However, a further loss of tourists has been averted thanks to effective communication around wildfires, Walker-Mathews added. “I think the media has gotten much better at giving accurate data around what’s going on,” she said, adding that tourists are using that information to plan their trips away from the fires.

“We used to get a lot of what I would call dramatic reporting that says British Columbia is on fire. Not true.”

But fires have factored into people’s summer plans. Don McCormick, mayor of Kimberley, B.C., said people have adopted a “wait-and-see” approach. That means bookings tend to be made a week in advance as they monitor the St. Mary’s River Wildfire that rages to the village’s east.
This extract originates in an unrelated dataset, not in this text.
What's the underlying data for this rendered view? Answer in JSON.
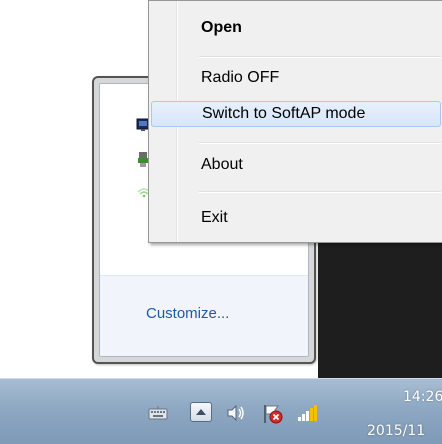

This advertisement has not loaded yet, but your article continues below.

“It makes it a little less certain for the tourism accommodators in town for doing their planning,” he said.

In Cranbrook, which has been affected by the same wildfire, Shaun Penner fields five to 10 calls a day from tourists concerned about the blaze. They ask about smoke conditions, highway closures and evacuation orders.

“They just want to be 100 per cent sure before they make the trek,” said Penner, who manages the town’s only two visitor centres.

Malejko, who plans to go to Radium Hot Springs this summer, also wants to ensure her safety. She scrolls through the news daily, checking for updates by the B.C. Wildfire Service website. Her fears almost came true two weeks ago as a 300-hectare blaze blew near Invermere and Radium Hot Springs.

But wildfire crews have contained the bulk of the flames, and Radium remains open. “Motels are open, hotels are open, zip lines are open and the rafting companies are still doing tours,” Mayor Mike Gray told Postmedia.

However, he emphasized that tourists have a responsibility to be careful while visiting.

Malejko felt reassured. “All of a sudden, I’m feeling more optimistic,” she said. “Because things are improving from the mayor’s perspective, and that means things are improving from everybody else’s perspective, too.”

— With files from the Canadian Press